AIM OF THE TASK: With the pictures set aside, reproduce each entry precisely as it reads.

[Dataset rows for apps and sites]
* * *
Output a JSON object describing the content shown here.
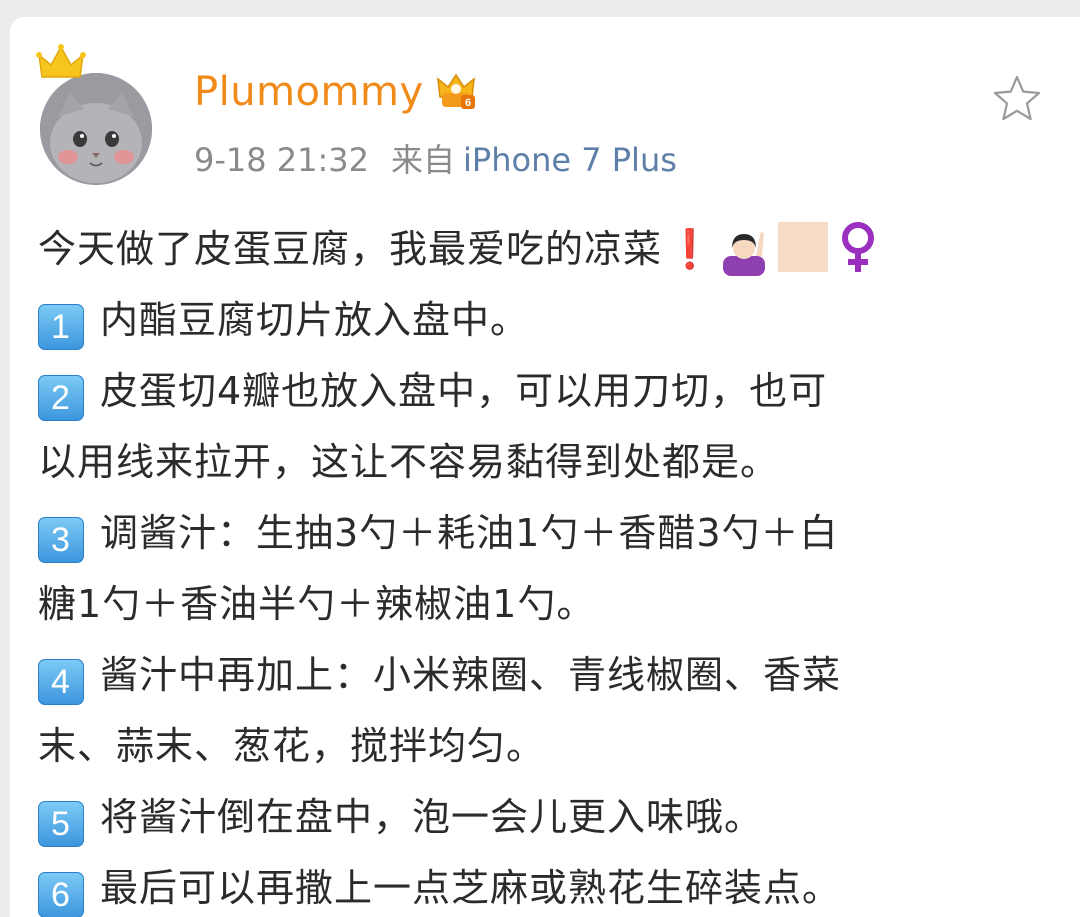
{
  "post": {
    "author": {
      "name": "Plumommy",
      "vip_level": "6"
    },
    "meta": {
      "time": "9-18 21:32",
      "from_label": "来自",
      "device": "iPhone 7 Plus"
    },
    "intro": "今天做了皮蛋豆腐，我最爱吃的凉菜",
    "intro_emoji": {
      "exclamation": "❗",
      "icons": [
        "raising-hand-emoji",
        "skin-tone-modifier",
        "female-sign"
      ]
    },
    "steps": [
      {
        "num": "1",
        "lines": [
          "内酯豆腐切片放入盘中。"
        ]
      },
      {
        "num": "2",
        "lines": [
          "皮蛋切4瓣也放入盘中，可以用刀切，也可",
          "以用线来拉开，这让不容易黏得到处都是。"
        ]
      },
      {
        "num": "3",
        "lines": [
          "调酱汁：生抽3勺＋耗油1勺＋香醋3勺＋白",
          "糖1勺＋香油半勺＋辣椒油1勺。"
        ]
      },
      {
        "num": "4",
        "lines": [
          "酱汁中再加上：小米辣圈、青线椒圈、香菜",
          "末、蒜末、葱花，搅拌均匀。"
        ]
      },
      {
        "num": "5",
        "lines": [
          "将酱汁倒在盘中，泡一会儿更入味哦。"
        ]
      },
      {
        "num": "6",
        "lines": [
          "最后可以再撒上一点芝麻或熟花生碎装点。"
        ]
      }
    ],
    "colors": {
      "username": "#f08a18",
      "meta": "#8a8a8a",
      "device_link": "#5d7fa8",
      "step_badge": "#3d96dd"
    }
  }
}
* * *
OUTPUT OF THE EXERCISE:
Output a JSON object describing the content shown here.
{
  "post": {
    "author": {
      "name": "Plumommy",
      "vip_level": "6"
    },
    "meta": {
      "time": "9-18 21:32",
      "from_label": "来自",
      "device": "iPhone 7 Plus"
    },
    "intro": "今天做了皮蛋豆腐，我最爱吃的凉菜",
    "intro_emoji": {
      "exclamation": "❗",
      "icons": [
        "raising-hand-emoji",
        "skin-tone-modifier",
        "female-sign"
      ]
    },
    "steps": [
      {
        "num": "1",
        "lines": [
          "内酯豆腐切片放入盘中。"
        ]
      },
      {
        "num": "2",
        "lines": [
          "皮蛋切4瓣也放入盘中，可以用刀切，也可",
          "以用线来拉开，这让不容易黏得到处都是。"
        ]
      },
      {
        "num": "3",
        "lines": [
          "调酱汁：生抽3勺＋耗油1勺＋香醋3勺＋白",
          "糖1勺＋香油半勺＋辣椒油1勺。"
        ]
      },
      {
        "num": "4",
        "lines": [
          "酱汁中再加上：小米辣圈、青线椒圈、香菜",
          "末、蒜末、葱花，搅拌均匀。"
        ]
      },
      {
        "num": "5",
        "lines": [
          "将酱汁倒在盘中，泡一会儿更入味哦。"
        ]
      },
      {
        "num": "6",
        "lines": [
          "最后可以再撒上一点芝麻或熟花生碎装点。"
        ]
      }
    ],
    "colors": {
      "username": "#f08a18",
      "meta": "#8a8a8a",
      "device_link": "#5d7fa8",
      "step_badge": "#3d96dd"
    }
  }
}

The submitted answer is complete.